If temporary rules allowing women to terminate early pregnancies in their own homes with two pills are removed then more women will be left in crisis
Feb 21, 2021, The Independent
The English and Welsh governments are consulting the public about whether they should revoke temporary rules which allow women to terminate early pregnancies in their own homes with the use of two pills. The rules were brought in to reduce the need for face-to-face appointments as Covid-19 swept through the population.
It is vital that women continue to be allowed access to these drugs for use at home for early medical abortions. This method of termination is safe and allows women to manage their reproductive health privately and respectfully. Despite concerns being raised by anti-choice campaigners that allowing women to obtain early abortions at home will lead to misuse of the medication, the evidence so far does not support those allegations.
Monday December 21 2020
At the start of the pandemic the Scottish government, at the urging of medical practitioners and activists, issued guidance allowing early medical abortion at home to prevent unnecessary risk to women and clinicians.

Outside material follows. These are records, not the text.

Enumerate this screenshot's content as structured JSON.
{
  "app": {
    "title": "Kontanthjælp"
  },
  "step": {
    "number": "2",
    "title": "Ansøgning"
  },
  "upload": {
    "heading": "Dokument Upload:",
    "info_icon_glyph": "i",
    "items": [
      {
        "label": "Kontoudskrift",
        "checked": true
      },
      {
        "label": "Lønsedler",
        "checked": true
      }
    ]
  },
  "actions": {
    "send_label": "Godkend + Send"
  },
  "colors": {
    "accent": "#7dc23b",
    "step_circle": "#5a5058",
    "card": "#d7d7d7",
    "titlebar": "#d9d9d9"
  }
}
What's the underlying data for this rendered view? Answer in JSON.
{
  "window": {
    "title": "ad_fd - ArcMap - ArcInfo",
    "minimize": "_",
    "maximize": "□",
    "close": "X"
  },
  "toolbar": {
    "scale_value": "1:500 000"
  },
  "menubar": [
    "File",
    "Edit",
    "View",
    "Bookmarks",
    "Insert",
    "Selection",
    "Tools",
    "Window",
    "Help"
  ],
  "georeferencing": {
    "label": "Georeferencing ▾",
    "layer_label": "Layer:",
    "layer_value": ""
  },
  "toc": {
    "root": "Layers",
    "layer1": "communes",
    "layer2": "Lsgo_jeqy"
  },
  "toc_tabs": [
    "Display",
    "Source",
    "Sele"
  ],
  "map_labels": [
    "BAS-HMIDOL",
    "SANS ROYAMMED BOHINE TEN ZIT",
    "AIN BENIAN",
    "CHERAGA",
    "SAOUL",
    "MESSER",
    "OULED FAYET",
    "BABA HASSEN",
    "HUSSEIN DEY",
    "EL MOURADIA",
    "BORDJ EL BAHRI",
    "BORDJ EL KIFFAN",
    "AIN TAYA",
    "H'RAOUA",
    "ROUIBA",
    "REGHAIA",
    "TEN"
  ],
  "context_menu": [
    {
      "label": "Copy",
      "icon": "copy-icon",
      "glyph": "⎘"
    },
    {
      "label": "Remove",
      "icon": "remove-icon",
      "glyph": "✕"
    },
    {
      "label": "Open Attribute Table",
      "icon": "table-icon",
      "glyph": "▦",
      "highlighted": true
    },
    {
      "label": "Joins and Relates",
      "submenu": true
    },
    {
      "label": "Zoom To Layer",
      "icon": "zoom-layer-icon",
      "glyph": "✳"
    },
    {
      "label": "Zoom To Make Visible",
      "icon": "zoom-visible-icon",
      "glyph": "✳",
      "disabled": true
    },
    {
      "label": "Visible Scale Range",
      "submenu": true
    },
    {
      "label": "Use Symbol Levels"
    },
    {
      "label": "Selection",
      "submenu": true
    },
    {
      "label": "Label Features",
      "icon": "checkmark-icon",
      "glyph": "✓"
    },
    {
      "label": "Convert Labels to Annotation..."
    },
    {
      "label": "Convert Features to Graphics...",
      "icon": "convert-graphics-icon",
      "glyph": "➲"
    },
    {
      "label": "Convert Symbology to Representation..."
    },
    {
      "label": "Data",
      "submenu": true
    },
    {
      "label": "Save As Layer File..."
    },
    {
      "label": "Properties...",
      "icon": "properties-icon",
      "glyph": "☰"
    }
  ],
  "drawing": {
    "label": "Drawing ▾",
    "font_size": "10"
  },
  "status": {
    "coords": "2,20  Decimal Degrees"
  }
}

This enabled women in the first 12 weeks of pregnancy to attend medical appointments by telephone or video call before, where clinically appropriate, being sent the two abortion pills to take at home. This is now subject to a public consultation on making the change permanent.